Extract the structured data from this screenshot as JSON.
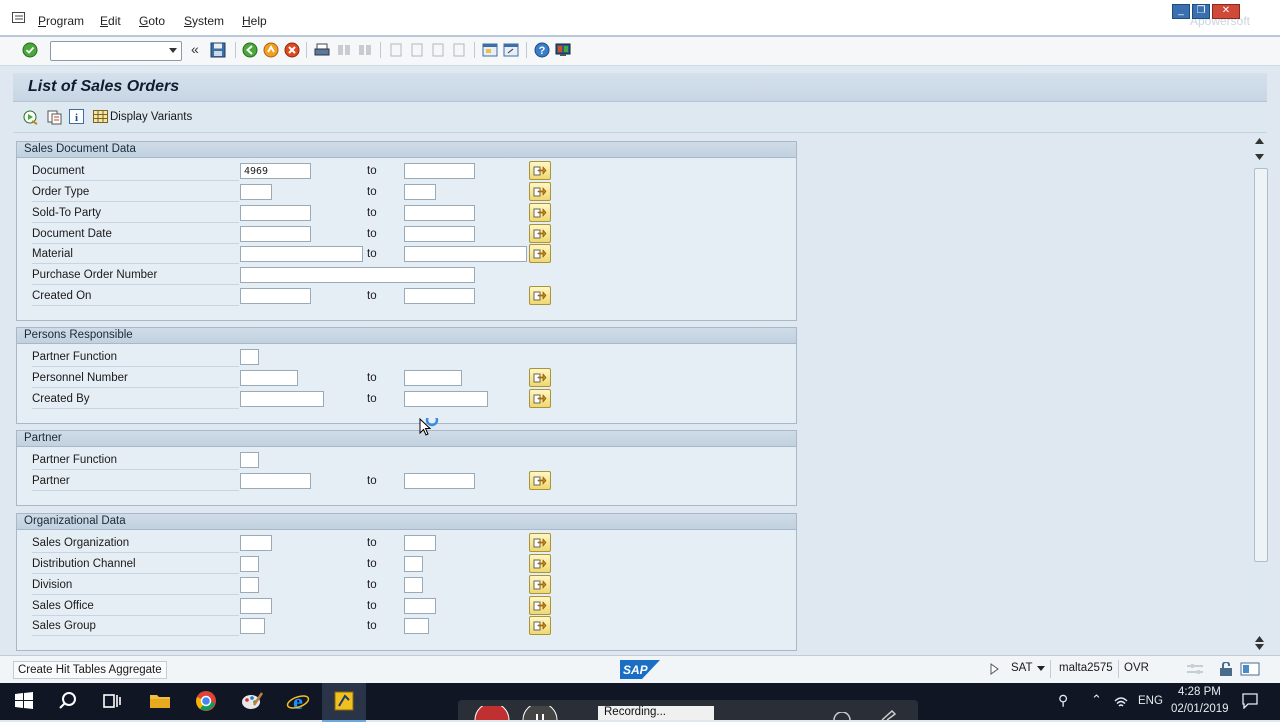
{
  "menubar": {
    "items": [
      "Program",
      "Edit",
      "Goto",
      "System",
      "Help"
    ],
    "watermark": "Apowersoft"
  },
  "toolbar": {
    "command_value": ""
  },
  "page": {
    "title": "List of Sales Orders",
    "display_variants_label": "Display Variants"
  },
  "groups": {
    "sales_document": {
      "title": "Sales Document Data",
      "rows": [
        {
          "label": "Document",
          "low": "4969",
          "to": "to"
        },
        {
          "label": "Order Type",
          "low": "",
          "to": "to"
        },
        {
          "label": "Sold-To Party",
          "low": "",
          "to": "to"
        },
        {
          "label": "Document Date",
          "low": "",
          "to": "to"
        },
        {
          "label": "Material",
          "low": "",
          "to": "to"
        },
        {
          "label": "Purchase Order Number",
          "low": ""
        },
        {
          "label": "Created On",
          "low": "",
          "to": "to"
        }
      ]
    },
    "persons": {
      "title": "Persons Responsible",
      "rows": [
        {
          "label": "Partner Function",
          "low": ""
        },
        {
          "label": "Personnel Number",
          "low": "",
          "to": "to"
        },
        {
          "label": "Created By",
          "low": "",
          "to": "to"
        }
      ]
    },
    "partner": {
      "title": "Partner",
      "rows": [
        {
          "label": "Partner Function",
          "low": ""
        },
        {
          "label": "Partner",
          "low": "",
          "to": "to"
        }
      ]
    },
    "org": {
      "title": "Organizational Data",
      "rows": [
        {
          "label": "Sales Organization",
          "to": "to"
        },
        {
          "label": "Distribution Channel",
          "to": "to"
        },
        {
          "label": "Division",
          "to": "to"
        },
        {
          "label": "Sales Office",
          "to": "to"
        },
        {
          "label": "Sales Group",
          "to": "to"
        }
      ]
    }
  },
  "statusbar": {
    "message": "Create Hit Tables Aggregate",
    "logo": "SAP",
    "system": "SAT",
    "server": "malta2575",
    "mode": "OVR"
  },
  "taskbar": {
    "recording_label": "Recording...",
    "language": "ENG",
    "time": "4:28 PM",
    "date": "02/01/2019"
  },
  "colors": {
    "header_bg": "#c8d6e4",
    "group_bg": "#e6eef5",
    "button_yellow": "#f0d870",
    "taskbar": "#101624"
  }
}
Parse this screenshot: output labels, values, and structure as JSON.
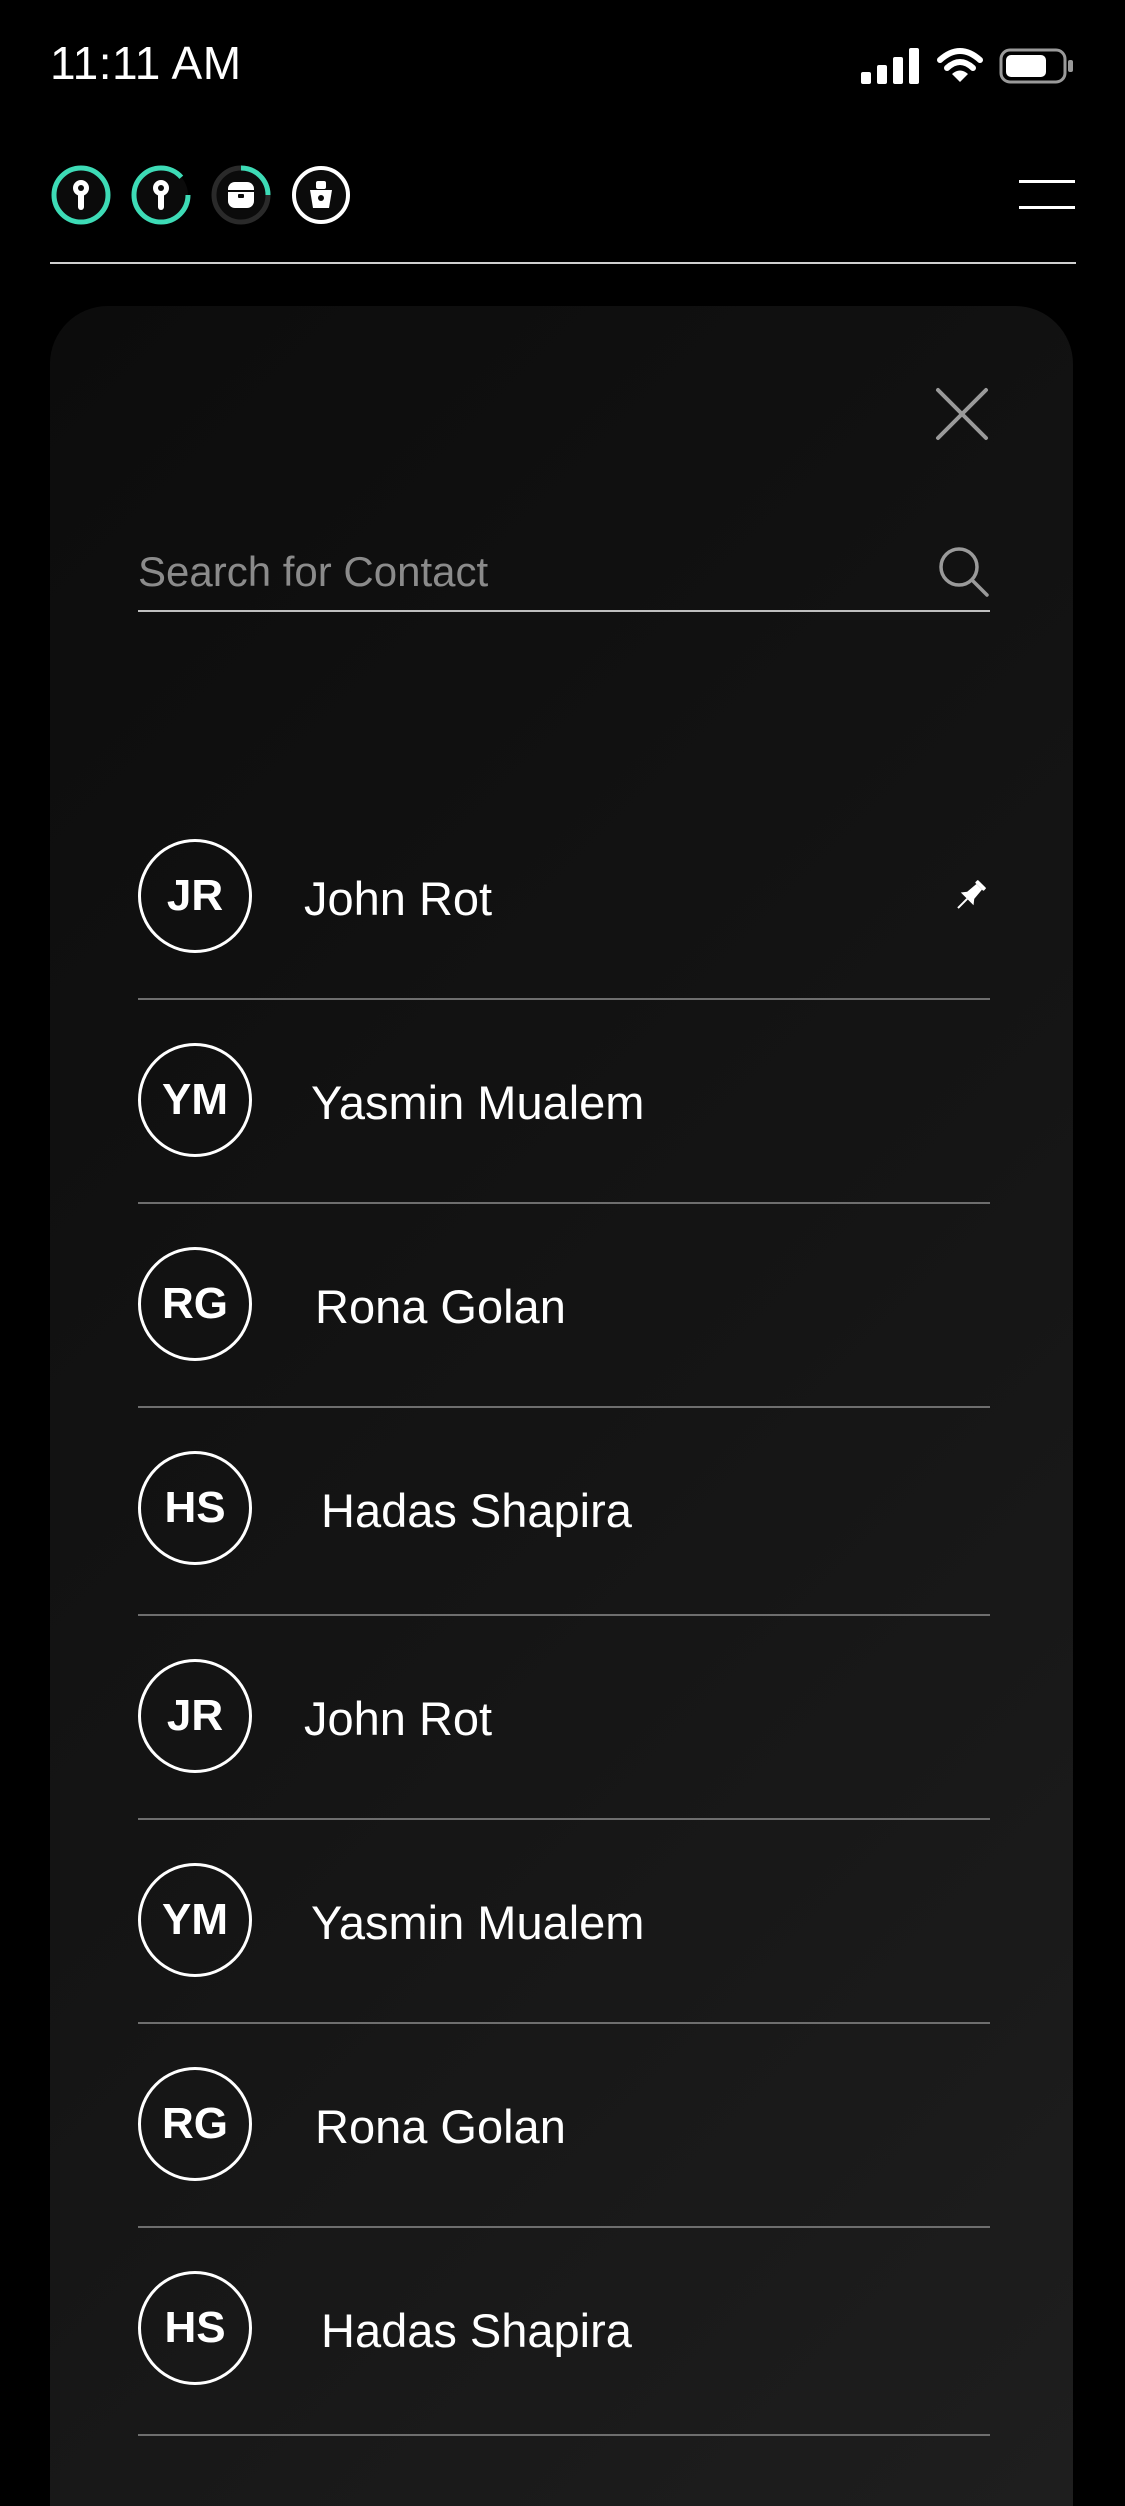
{
  "status_bar": {
    "time": "11:11 AM",
    "icons": [
      "cellular-signal-icon",
      "wifi-icon",
      "battery-icon"
    ]
  },
  "device_bar": {
    "devices": [
      {
        "icon": "left-earbud-icon",
        "ring_color": "#3ddbb6"
      },
      {
        "icon": "right-earbud-icon",
        "ring_color": "#3ddbb6"
      },
      {
        "icon": "charging-case-icon",
        "ring_color": "#3ddbb6"
      },
      {
        "icon": "wrist-device-icon",
        "ring_color": "#ffffff"
      }
    ],
    "menu_icon": "hamburger-menu-icon"
  },
  "panel": {
    "close_icon": "close-icon",
    "search": {
      "placeholder": "Search for Contact",
      "value": "",
      "icon": "search-icon"
    },
    "contacts": [
      {
        "initials": "JR",
        "name": "John Rot",
        "pinned": true
      },
      {
        "initials": "YM",
        "name": "Yasmin Mualem",
        "pinned": false
      },
      {
        "initials": "RG",
        "name": "Rona Golan",
        "pinned": false
      },
      {
        "initials": "HS",
        "name": "Hadas Shapira",
        "pinned": false
      },
      {
        "initials": "JR",
        "name": "John Rot",
        "pinned": false
      },
      {
        "initials": "YM",
        "name": "Yasmin Mualem",
        "pinned": false
      },
      {
        "initials": "RG",
        "name": "Rona Golan",
        "pinned": false
      },
      {
        "initials": "HS",
        "name": "Hadas Shapira",
        "pinned": false
      }
    ]
  },
  "colors": {
    "background": "#000000",
    "accent": "#3ddbb6",
    "text": "#ffffff",
    "placeholder": "#8b8b8b",
    "divider": "#6e6e6e"
  }
}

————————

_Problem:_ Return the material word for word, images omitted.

_Solution for this exercise:_
Extract the structured data from this screenshot as JSON.
{
  "menubar": {
    "items": [
      "Program",
      "Edit",
      "Goto",
      "System",
      "Help"
    ],
    "watermark": "Apowersoft"
  },
  "toolbar": {
    "command_value": ""
  },
  "page": {
    "title": "List of Sales Orders",
    "display_variants_label": "Display Variants"
  },
  "groups": {
    "sales_document": {
      "title": "Sales Document Data",
      "rows": [
        {
          "label": "Document",
          "low": "4969",
          "to": "to"
        },
        {
          "label": "Order Type",
          "low": "",
          "to": "to"
        },
        {
          "label": "Sold-To Party",
          "low": "",
          "to": "to"
        },
        {
          "label": "Document Date",
          "low": "",
          "to": "to"
        },
        {
          "label": "Material",
          "low": "",
          "to": "to"
        },
        {
          "label": "Purchase Order Number",
          "low": ""
        },
        {
          "label": "Created On",
          "low": "",
          "to": "to"
        }
      ]
    },
    "persons": {
      "title": "Persons Responsible",
      "rows": [
        {
          "label": "Partner Function",
          "low": ""
        },
        {
          "label": "Personnel Number",
          "low": "",
          "to": "to"
        },
        {
          "label": "Created By",
          "low": "",
          "to": "to"
        }
      ]
    },
    "partner": {
      "title": "Partner",
      "rows": [
        {
          "label": "Partner Function",
          "low": ""
        },
        {
          "label": "Partner",
          "low": "",
          "to": "to"
        }
      ]
    },
    "org": {
      "title": "Organizational Data",
      "rows": [
        {
          "label": "Sales Organization",
          "to": "to"
        },
        {
          "label": "Distribution Channel",
          "to": "to"
        },
        {
          "label": "Division",
          "to": "to"
        },
        {
          "label": "Sales Office",
          "to": "to"
        },
        {
          "label": "Sales Group",
          "to": "to"
        }
      ]
    }
  },
  "statusbar": {
    "message": "Create Hit Tables Aggregate",
    "logo": "SAP",
    "system": "SAT",
    "server": "malta2575",
    "mode": "OVR"
  },
  "taskbar": {
    "recording_label": "Recording...",
    "language": "ENG",
    "time": "4:28 PM",
    "date": "02/01/2019"
  },
  "colors": {
    "header_bg": "#c8d6e4",
    "group_bg": "#e6eef5",
    "button_yellow": "#f0d870",
    "taskbar": "#101624"
  }
}
Parse this screenshot: output labels, values, and structure as JSON.
{
  "status_bar": {
    "time": "11:11 AM",
    "icons": [
      "cellular-signal-icon",
      "wifi-icon",
      "battery-icon"
    ]
  },
  "device_bar": {
    "devices": [
      {
        "icon": "left-earbud-icon",
        "ring_color": "#3ddbb6"
      },
      {
        "icon": "right-earbud-icon",
        "ring_color": "#3ddbb6"
      },
      {
        "icon": "charging-case-icon",
        "ring_color": "#3ddbb6"
      },
      {
        "icon": "wrist-device-icon",
        "ring_color": "#ffffff"
      }
    ],
    "menu_icon": "hamburger-menu-icon"
  },
  "panel": {
    "close_icon": "close-icon",
    "search": {
      "placeholder": "Search for Contact",
      "value": "",
      "icon": "search-icon"
    },
    "contacts": [
      {
        "initials": "JR",
        "name": "John Rot",
        "pinned": true
      },
      {
        "initials": "YM",
        "name": "Yasmin Mualem",
        "pinned": false
      },
      {
        "initials": "RG",
        "name": "Rona Golan",
        "pinned": false
      },
      {
        "initials": "HS",
        "name": "Hadas Shapira",
        "pinned": false
      },
      {
        "initials": "JR",
        "name": "John Rot",
        "pinned": false
      },
      {
        "initials": "YM",
        "name": "Yasmin Mualem",
        "pinned": false
      },
      {
        "initials": "RG",
        "name": "Rona Golan",
        "pinned": false
      },
      {
        "initials": "HS",
        "name": "Hadas Shapira",
        "pinned": false
      }
    ]
  },
  "colors": {
    "background": "#000000",
    "accent": "#3ddbb6",
    "text": "#ffffff",
    "placeholder": "#8b8b8b",
    "divider": "#6e6e6e"
  }
}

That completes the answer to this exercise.